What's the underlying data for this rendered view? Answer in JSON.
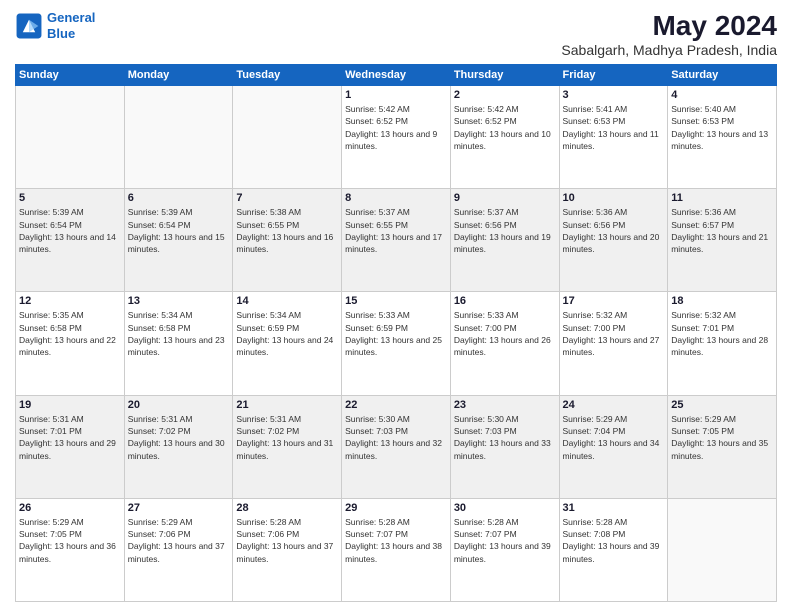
{
  "logo": {
    "line1": "General",
    "line2": "Blue"
  },
  "title": "May 2024",
  "subtitle": "Sabalgarh, Madhya Pradesh, India",
  "days_of_week": [
    "Sunday",
    "Monday",
    "Tuesday",
    "Wednesday",
    "Thursday",
    "Friday",
    "Saturday"
  ],
  "weeks": [
    [
      {
        "day": "",
        "empty": true
      },
      {
        "day": "",
        "empty": true
      },
      {
        "day": "",
        "empty": true
      },
      {
        "day": "1",
        "sunrise": "5:42 AM",
        "sunset": "6:52 PM",
        "daylight": "13 hours and 9 minutes."
      },
      {
        "day": "2",
        "sunrise": "5:42 AM",
        "sunset": "6:52 PM",
        "daylight": "13 hours and 10 minutes."
      },
      {
        "day": "3",
        "sunrise": "5:41 AM",
        "sunset": "6:53 PM",
        "daylight": "13 hours and 11 minutes."
      },
      {
        "day": "4",
        "sunrise": "5:40 AM",
        "sunset": "6:53 PM",
        "daylight": "13 hours and 13 minutes."
      }
    ],
    [
      {
        "day": "5",
        "sunrise": "5:39 AM",
        "sunset": "6:54 PM",
        "daylight": "13 hours and 14 minutes."
      },
      {
        "day": "6",
        "sunrise": "5:39 AM",
        "sunset": "6:54 PM",
        "daylight": "13 hours and 15 minutes."
      },
      {
        "day": "7",
        "sunrise": "5:38 AM",
        "sunset": "6:55 PM",
        "daylight": "13 hours and 16 minutes."
      },
      {
        "day": "8",
        "sunrise": "5:37 AM",
        "sunset": "6:55 PM",
        "daylight": "13 hours and 17 minutes."
      },
      {
        "day": "9",
        "sunrise": "5:37 AM",
        "sunset": "6:56 PM",
        "daylight": "13 hours and 19 minutes."
      },
      {
        "day": "10",
        "sunrise": "5:36 AM",
        "sunset": "6:56 PM",
        "daylight": "13 hours and 20 minutes."
      },
      {
        "day": "11",
        "sunrise": "5:36 AM",
        "sunset": "6:57 PM",
        "daylight": "13 hours and 21 minutes."
      }
    ],
    [
      {
        "day": "12",
        "sunrise": "5:35 AM",
        "sunset": "6:58 PM",
        "daylight": "13 hours and 22 minutes."
      },
      {
        "day": "13",
        "sunrise": "5:34 AM",
        "sunset": "6:58 PM",
        "daylight": "13 hours and 23 minutes."
      },
      {
        "day": "14",
        "sunrise": "5:34 AM",
        "sunset": "6:59 PM",
        "daylight": "13 hours and 24 minutes."
      },
      {
        "day": "15",
        "sunrise": "5:33 AM",
        "sunset": "6:59 PM",
        "daylight": "13 hours and 25 minutes."
      },
      {
        "day": "16",
        "sunrise": "5:33 AM",
        "sunset": "7:00 PM",
        "daylight": "13 hours and 26 minutes."
      },
      {
        "day": "17",
        "sunrise": "5:32 AM",
        "sunset": "7:00 PM",
        "daylight": "13 hours and 27 minutes."
      },
      {
        "day": "18",
        "sunrise": "5:32 AM",
        "sunset": "7:01 PM",
        "daylight": "13 hours and 28 minutes."
      }
    ],
    [
      {
        "day": "19",
        "sunrise": "5:31 AM",
        "sunset": "7:01 PM",
        "daylight": "13 hours and 29 minutes."
      },
      {
        "day": "20",
        "sunrise": "5:31 AM",
        "sunset": "7:02 PM",
        "daylight": "13 hours and 30 minutes."
      },
      {
        "day": "21",
        "sunrise": "5:31 AM",
        "sunset": "7:02 PM",
        "daylight": "13 hours and 31 minutes."
      },
      {
        "day": "22",
        "sunrise": "5:30 AM",
        "sunset": "7:03 PM",
        "daylight": "13 hours and 32 minutes."
      },
      {
        "day": "23",
        "sunrise": "5:30 AM",
        "sunset": "7:03 PM",
        "daylight": "13 hours and 33 minutes."
      },
      {
        "day": "24",
        "sunrise": "5:29 AM",
        "sunset": "7:04 PM",
        "daylight": "13 hours and 34 minutes."
      },
      {
        "day": "25",
        "sunrise": "5:29 AM",
        "sunset": "7:05 PM",
        "daylight": "13 hours and 35 minutes."
      }
    ],
    [
      {
        "day": "26",
        "sunrise": "5:29 AM",
        "sunset": "7:05 PM",
        "daylight": "13 hours and 36 minutes."
      },
      {
        "day": "27",
        "sunrise": "5:29 AM",
        "sunset": "7:06 PM",
        "daylight": "13 hours and 37 minutes."
      },
      {
        "day": "28",
        "sunrise": "5:28 AM",
        "sunset": "7:06 PM",
        "daylight": "13 hours and 37 minutes."
      },
      {
        "day": "29",
        "sunrise": "5:28 AM",
        "sunset": "7:07 PM",
        "daylight": "13 hours and 38 minutes."
      },
      {
        "day": "30",
        "sunrise": "5:28 AM",
        "sunset": "7:07 PM",
        "daylight": "13 hours and 39 minutes."
      },
      {
        "day": "31",
        "sunrise": "5:28 AM",
        "sunset": "7:08 PM",
        "daylight": "13 hours and 39 minutes."
      },
      {
        "day": "",
        "empty": true
      }
    ]
  ]
}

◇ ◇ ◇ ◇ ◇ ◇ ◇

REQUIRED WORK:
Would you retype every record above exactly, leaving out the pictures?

ANSWER SPACE:
What's the underlying data for this rendered view? Answer in JSON.
{
  "logo": {
    "line1": "General",
    "line2": "Blue"
  },
  "title": "May 2024",
  "subtitle": "Sabalgarh, Madhya Pradesh, India",
  "days_of_week": [
    "Sunday",
    "Monday",
    "Tuesday",
    "Wednesday",
    "Thursday",
    "Friday",
    "Saturday"
  ],
  "weeks": [
    [
      {
        "day": "",
        "empty": true
      },
      {
        "day": "",
        "empty": true
      },
      {
        "day": "",
        "empty": true
      },
      {
        "day": "1",
        "sunrise": "5:42 AM",
        "sunset": "6:52 PM",
        "daylight": "13 hours and 9 minutes."
      },
      {
        "day": "2",
        "sunrise": "5:42 AM",
        "sunset": "6:52 PM",
        "daylight": "13 hours and 10 minutes."
      },
      {
        "day": "3",
        "sunrise": "5:41 AM",
        "sunset": "6:53 PM",
        "daylight": "13 hours and 11 minutes."
      },
      {
        "day": "4",
        "sunrise": "5:40 AM",
        "sunset": "6:53 PM",
        "daylight": "13 hours and 13 minutes."
      }
    ],
    [
      {
        "day": "5",
        "sunrise": "5:39 AM",
        "sunset": "6:54 PM",
        "daylight": "13 hours and 14 minutes."
      },
      {
        "day": "6",
        "sunrise": "5:39 AM",
        "sunset": "6:54 PM",
        "daylight": "13 hours and 15 minutes."
      },
      {
        "day": "7",
        "sunrise": "5:38 AM",
        "sunset": "6:55 PM",
        "daylight": "13 hours and 16 minutes."
      },
      {
        "day": "8",
        "sunrise": "5:37 AM",
        "sunset": "6:55 PM",
        "daylight": "13 hours and 17 minutes."
      },
      {
        "day": "9",
        "sunrise": "5:37 AM",
        "sunset": "6:56 PM",
        "daylight": "13 hours and 19 minutes."
      },
      {
        "day": "10",
        "sunrise": "5:36 AM",
        "sunset": "6:56 PM",
        "daylight": "13 hours and 20 minutes."
      },
      {
        "day": "11",
        "sunrise": "5:36 AM",
        "sunset": "6:57 PM",
        "daylight": "13 hours and 21 minutes."
      }
    ],
    [
      {
        "day": "12",
        "sunrise": "5:35 AM",
        "sunset": "6:58 PM",
        "daylight": "13 hours and 22 minutes."
      },
      {
        "day": "13",
        "sunrise": "5:34 AM",
        "sunset": "6:58 PM",
        "daylight": "13 hours and 23 minutes."
      },
      {
        "day": "14",
        "sunrise": "5:34 AM",
        "sunset": "6:59 PM",
        "daylight": "13 hours and 24 minutes."
      },
      {
        "day": "15",
        "sunrise": "5:33 AM",
        "sunset": "6:59 PM",
        "daylight": "13 hours and 25 minutes."
      },
      {
        "day": "16",
        "sunrise": "5:33 AM",
        "sunset": "7:00 PM",
        "daylight": "13 hours and 26 minutes."
      },
      {
        "day": "17",
        "sunrise": "5:32 AM",
        "sunset": "7:00 PM",
        "daylight": "13 hours and 27 minutes."
      },
      {
        "day": "18",
        "sunrise": "5:32 AM",
        "sunset": "7:01 PM",
        "daylight": "13 hours and 28 minutes."
      }
    ],
    [
      {
        "day": "19",
        "sunrise": "5:31 AM",
        "sunset": "7:01 PM",
        "daylight": "13 hours and 29 minutes."
      },
      {
        "day": "20",
        "sunrise": "5:31 AM",
        "sunset": "7:02 PM",
        "daylight": "13 hours and 30 minutes."
      },
      {
        "day": "21",
        "sunrise": "5:31 AM",
        "sunset": "7:02 PM",
        "daylight": "13 hours and 31 minutes."
      },
      {
        "day": "22",
        "sunrise": "5:30 AM",
        "sunset": "7:03 PM",
        "daylight": "13 hours and 32 minutes."
      },
      {
        "day": "23",
        "sunrise": "5:30 AM",
        "sunset": "7:03 PM",
        "daylight": "13 hours and 33 minutes."
      },
      {
        "day": "24",
        "sunrise": "5:29 AM",
        "sunset": "7:04 PM",
        "daylight": "13 hours and 34 minutes."
      },
      {
        "day": "25",
        "sunrise": "5:29 AM",
        "sunset": "7:05 PM",
        "daylight": "13 hours and 35 minutes."
      }
    ],
    [
      {
        "day": "26",
        "sunrise": "5:29 AM",
        "sunset": "7:05 PM",
        "daylight": "13 hours and 36 minutes."
      },
      {
        "day": "27",
        "sunrise": "5:29 AM",
        "sunset": "7:06 PM",
        "daylight": "13 hours and 37 minutes."
      },
      {
        "day": "28",
        "sunrise": "5:28 AM",
        "sunset": "7:06 PM",
        "daylight": "13 hours and 37 minutes."
      },
      {
        "day": "29",
        "sunrise": "5:28 AM",
        "sunset": "7:07 PM",
        "daylight": "13 hours and 38 minutes."
      },
      {
        "day": "30",
        "sunrise": "5:28 AM",
        "sunset": "7:07 PM",
        "daylight": "13 hours and 39 minutes."
      },
      {
        "day": "31",
        "sunrise": "5:28 AM",
        "sunset": "7:08 PM",
        "daylight": "13 hours and 39 minutes."
      },
      {
        "day": "",
        "empty": true
      }
    ]
  ]
}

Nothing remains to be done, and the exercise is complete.